Designed by renowned architect Oliver Traphagen, the structure was built in 1888 and served as Duluth City Hall from 1889 until 1929. Many of the original doorknobs with “CD” for City of Duluth remain. That insignia is used in the restaurant sign in Pullman car green that now fronts the building.
“A lot of people remove what’s there and build new,” said Brad Nelson, who is Tim Nelson’s brother. “That wasn’t our philosophy. We don’t want to destroy what’s already there. We want to build on it.”
LONG ROAD TO COMPLETION
Construction to convert the 123-year-old building into a restaurant and pub began last spring. But work delays and the rules and regulations governing changes to buildings in historic districts delayed the opening, originally targeted for September.
Raymond and Tim Nelson, who also own the Red Star Lounge in Fitger’s Brewery Complex and the Burrito Union, wanted to do it right.
While some repairs and improvements went into the building after the two men bought it in 2005, the bulk of the $2.4 million project began last spring, helped with a $350,000 grant from the Duluth Economic Development Authority.
Work included replacing electrical, plumbing and heating and air conditioning systems and installing a large kitchen. A second staircase was installed, extending four floors down to the cavernous sub-basement where the Rathskeller pub with a secret society feel will likely open next spring.
Walls and ceilings were repaired, textured and repainted to look old. Wood floors that had been painted green were stripped and restored. The first floor was reconfigured into cozy sections for dining and a stage added in the pub, all while keeping the line of the original hallway intact. The second floor skylights were opened up. Opulent empire-style chandeliers harkening back to the late 1800s were installed.
The old second-floor City Council chambers overlooking Lake Superior was turned into a ballroom for special events and additional dinner seating on busy nights.

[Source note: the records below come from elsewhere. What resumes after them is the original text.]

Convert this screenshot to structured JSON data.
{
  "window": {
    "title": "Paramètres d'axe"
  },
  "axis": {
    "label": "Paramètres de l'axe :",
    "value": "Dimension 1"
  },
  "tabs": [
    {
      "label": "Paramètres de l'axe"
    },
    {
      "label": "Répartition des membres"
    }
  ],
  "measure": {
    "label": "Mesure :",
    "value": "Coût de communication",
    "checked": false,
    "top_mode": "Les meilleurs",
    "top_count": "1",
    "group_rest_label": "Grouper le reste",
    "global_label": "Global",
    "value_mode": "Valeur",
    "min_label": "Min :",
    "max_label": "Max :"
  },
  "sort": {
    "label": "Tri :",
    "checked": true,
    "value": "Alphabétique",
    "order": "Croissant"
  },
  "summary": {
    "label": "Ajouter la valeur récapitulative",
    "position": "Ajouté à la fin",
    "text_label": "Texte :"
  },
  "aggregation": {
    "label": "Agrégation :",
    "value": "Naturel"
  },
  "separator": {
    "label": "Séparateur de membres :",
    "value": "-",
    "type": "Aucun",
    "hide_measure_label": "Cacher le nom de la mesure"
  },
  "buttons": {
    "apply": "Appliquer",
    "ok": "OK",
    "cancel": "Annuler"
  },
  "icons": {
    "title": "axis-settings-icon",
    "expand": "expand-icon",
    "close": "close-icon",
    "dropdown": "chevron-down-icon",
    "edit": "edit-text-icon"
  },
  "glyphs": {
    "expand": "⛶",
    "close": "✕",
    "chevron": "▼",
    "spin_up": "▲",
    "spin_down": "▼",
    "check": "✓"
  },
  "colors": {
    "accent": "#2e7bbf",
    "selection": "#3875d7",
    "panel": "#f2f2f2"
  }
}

The exterior, originally built with quarried brownstone from Fond du Lac, has been repaired, though restoration work on the cornices remains to be done.
Many local ingredients went into Tycoons.
The large redwood banquet table in the new ballroom was made out of Fitger’s Brewery fermenters used until the 1950s. The restaurant’s speaker system uses repurposed sound boxes salvaged from an old school in Superior. The virgin maple bar counter formerly served as the lanes at Ridgeview Lanes. And the bar rail came from a Grandma’s restaurant that closed.
As the hard work was paying off and the end was near earlier this month, workers were in good spirits, proud of what they had accomplished.
“It’s a great, great project, and it’s going to be here a long time,” said Scott Lau, who had just made new drywall look old. “I want to be here when people walk though the front door for the first time.”
Now, he said with satisfaction, the building will last another 100 years.
Tycoons, The Zenith Alehouse, 132 E. Superior St., will open 4 p.m. Saturday with entertainment by a reggae band. It will be closed Sunday.
From Monday to Jan. 8, it will be open from 3-11 p.m. After that, its regular hours will be 11 a.m. to 11 p.m. daily for the restaurant and to
2 a.m. for the bar.
Local and regional bands will be featured on Mondays, Fridays and Saturdays with a cover charge of $5 to $7. A fourth night of music will eventually be added. Call: (218) 623-1889